FOR IMMEDIATE RELEASE - January 10, 2013
[NEW YORK, NY] - The United Kingdom (UK) announced a historic change in their policy on abortions for women raped in armed conflict, a move that should have enormous global impact on health care given women in war zones. UK government spokesperson, Baroness Northover, speaking in the House of Lords on January 9, 2013, acknowledged that girls and women raped in armed conflict have absolute legal rights to comprehensive medical care, including abortions when medically necessary, under common Article 3 of the Geneva Conventions.
Global Justice Center President Janet Benshoof states, “We applaud the UK for its global leadership on calling an end to the unjust and illegal denial of abortions for women raped and tortured in armed conflict.”
The UK now joins with Norway in calling to ensure abortions are part of medical treatment for women raped in war, and for calling on the US to lift the abortion restrictions placed on all US humanitarian aid funds.
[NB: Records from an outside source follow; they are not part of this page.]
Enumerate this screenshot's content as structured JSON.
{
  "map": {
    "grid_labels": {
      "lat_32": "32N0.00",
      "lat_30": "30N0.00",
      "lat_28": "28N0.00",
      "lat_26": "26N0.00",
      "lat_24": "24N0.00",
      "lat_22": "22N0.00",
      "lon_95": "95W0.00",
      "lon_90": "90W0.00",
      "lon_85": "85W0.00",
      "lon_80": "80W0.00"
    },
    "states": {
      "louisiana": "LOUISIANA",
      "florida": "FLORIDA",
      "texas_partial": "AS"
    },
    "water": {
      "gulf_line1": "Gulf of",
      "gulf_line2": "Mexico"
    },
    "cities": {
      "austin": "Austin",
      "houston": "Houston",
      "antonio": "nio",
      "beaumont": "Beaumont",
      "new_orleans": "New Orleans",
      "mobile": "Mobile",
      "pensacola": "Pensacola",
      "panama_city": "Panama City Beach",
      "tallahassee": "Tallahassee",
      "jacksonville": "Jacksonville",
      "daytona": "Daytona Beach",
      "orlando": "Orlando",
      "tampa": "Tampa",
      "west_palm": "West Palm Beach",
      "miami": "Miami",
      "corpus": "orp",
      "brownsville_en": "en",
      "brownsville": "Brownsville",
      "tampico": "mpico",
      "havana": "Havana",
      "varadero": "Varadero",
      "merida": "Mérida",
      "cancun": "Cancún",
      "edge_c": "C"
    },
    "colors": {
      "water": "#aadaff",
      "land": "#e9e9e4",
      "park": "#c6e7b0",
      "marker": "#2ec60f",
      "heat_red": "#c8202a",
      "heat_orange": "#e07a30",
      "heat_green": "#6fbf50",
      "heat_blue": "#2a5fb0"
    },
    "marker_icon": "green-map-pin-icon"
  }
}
Norway was the first country to affirm that nondiscriminatory medical care under the Geneva Conventions must include abortions, and in 2011 called upon the US government to lift its abortion ban on aid for women raped in war as a matter of compliance with the Geneva Conventions.
Baroness Northover’s statement laid out several ways the UK government would protect the medical care rights of women victims of war rape:
- Acknowledge that international humanitarian law, not national abortion laws, is the legal standard to be followed when treating victims of war rape.
- Officially ask the US government to reinterpret the Helms Amendment abortion restrictions put on foreign aid to allow for abortions for women raped in armed conflict.
- Continue to flag its position supporting the legal rights to abortion for women raped in war to the International Committee of the Red Cross, which has an abortion ban attached to its US funding.
- Affirm that all recipients of UK humanitarian aid funding must use that funding in compliance with international humanitarian law, where applicable.
This turnaround in UK policy came in response to a historic call by Lord Anthony Lester of Herne Hill for the UK to take global leadership to end the routine denial of “life and health saving abortions in humanitarian settings” for girls and women raped in war. Lord Lester called the denial of abortions for women raped in war “barbaric,” stating that it leaves victims with“the terrible 'choice’ of risking an unsafe abortion, suicide, or being forced to bear the child of their rapists.
Other peers advocating for the UK to ensure that its humanitarian aid policy includes abortion access for war rape victims included: Baroness Kinnock, who referenced her firsthand experience meeting with war rape victims in the Democratic Republic of Congo; Baroness Kennedy; Lord Collins; Baroness Tonge; Baroness Uddin; and Baroness Flather, who cited the recent gang rape case in India that has sparked international outcry, and concluded by stating, “It is time that we in this country decided that all our money should go to save and to serve women. That is what I would like to see. It is time to stop pussyfooting around and to do something about it.”
Lauding this UK policy change, Ms. Benshoof adds: “All donor countries should join the UK in protecting the medical care rights of women raped in armed conflict. Women must not be forced to bear the child of their rapists.”
To read the full transcript of the debate, click here.
To watch the debate, click here (the debate starts at 19:59:00).